▶ _WHAT NEEDS TO BE DONE_: The response should contain all of the records, copied exactly, and none of the images.

(Data extracted from a collection)
____

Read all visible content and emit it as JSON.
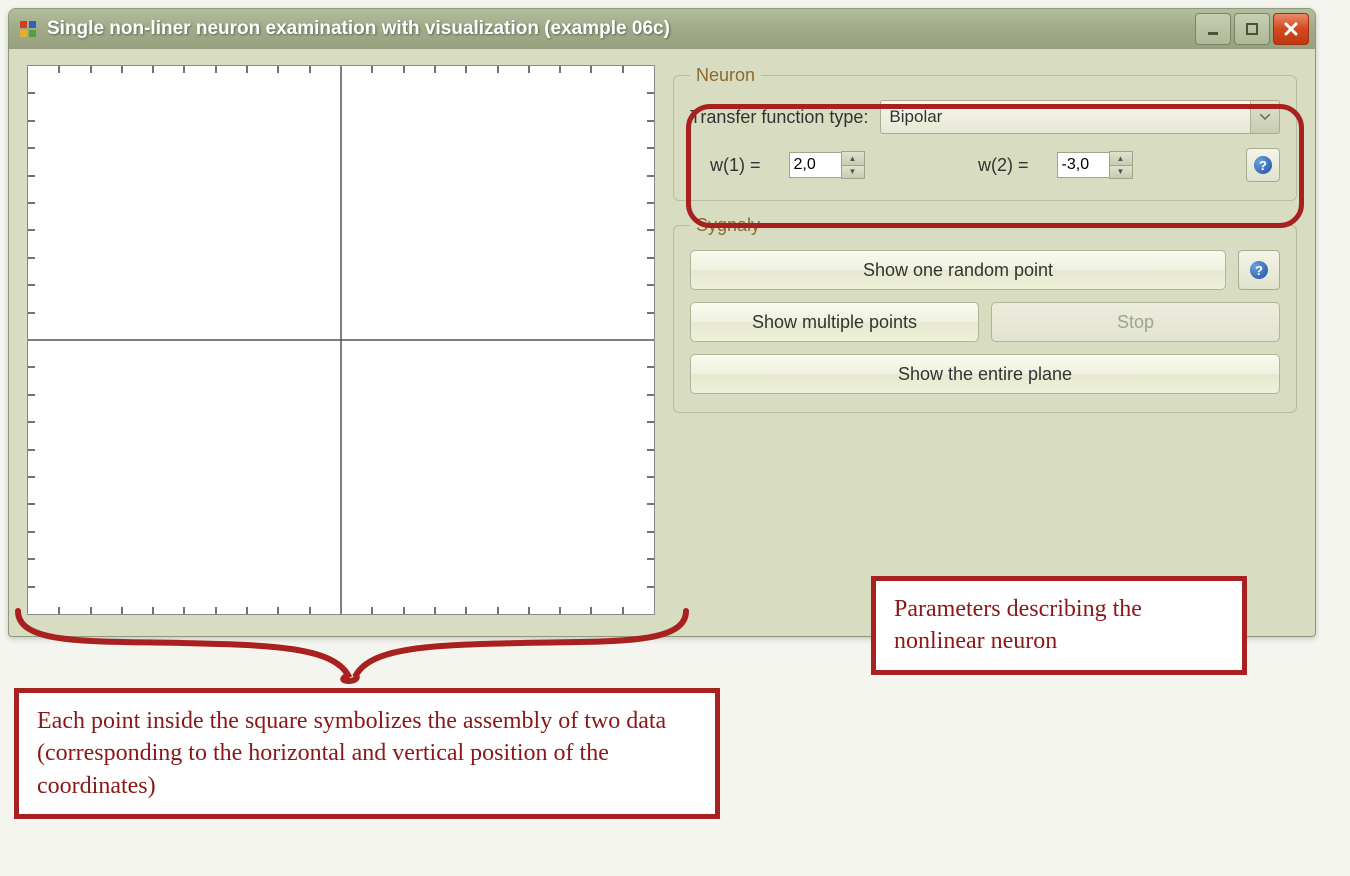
{
  "window": {
    "title": "Single non-liner neuron examination with visualization (example 06c)"
  },
  "neuron": {
    "legend": "Neuron",
    "transfer_label": "Transfer function type:",
    "transfer_value": "Bipolar",
    "w1_label": "w(1) =",
    "w1_value": "2,0",
    "w2_label": "w(2) =",
    "w2_value": "-3,0"
  },
  "signals": {
    "legend": "Sygnały",
    "btn_random": "Show one random point",
    "btn_multi": "Show multiple points",
    "btn_stop": "Stop",
    "btn_plane": "Show the entire plane"
  },
  "callouts": {
    "params": "Parameters describing the nonlinear neuron",
    "plot": "Each point inside the square symbolizes the assembly of two data (corresponding to the horizontal and vertical position of the coordinates)"
  }
}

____

▶ _SOLUTION_:
Read all visible content and emit it as JSON.
{
  "window": {
    "title": "Single non-liner neuron examination with visualization (example 06c)"
  },
  "neuron": {
    "legend": "Neuron",
    "transfer_label": "Transfer function type:",
    "transfer_value": "Bipolar",
    "w1_label": "w(1) =",
    "w1_value": "2,0",
    "w2_label": "w(2) =",
    "w2_value": "-3,0"
  },
  "signals": {
    "legend": "Sygnały",
    "btn_random": "Show one random point",
    "btn_multi": "Show multiple points",
    "btn_stop": "Stop",
    "btn_plane": "Show the entire plane"
  },
  "callouts": {
    "params": "Parameters describing the nonlinear neuron",
    "plot": "Each point inside the square symbolizes the assembly of two data (corresponding to the horizontal and vertical position of the coordinates)"
  }
}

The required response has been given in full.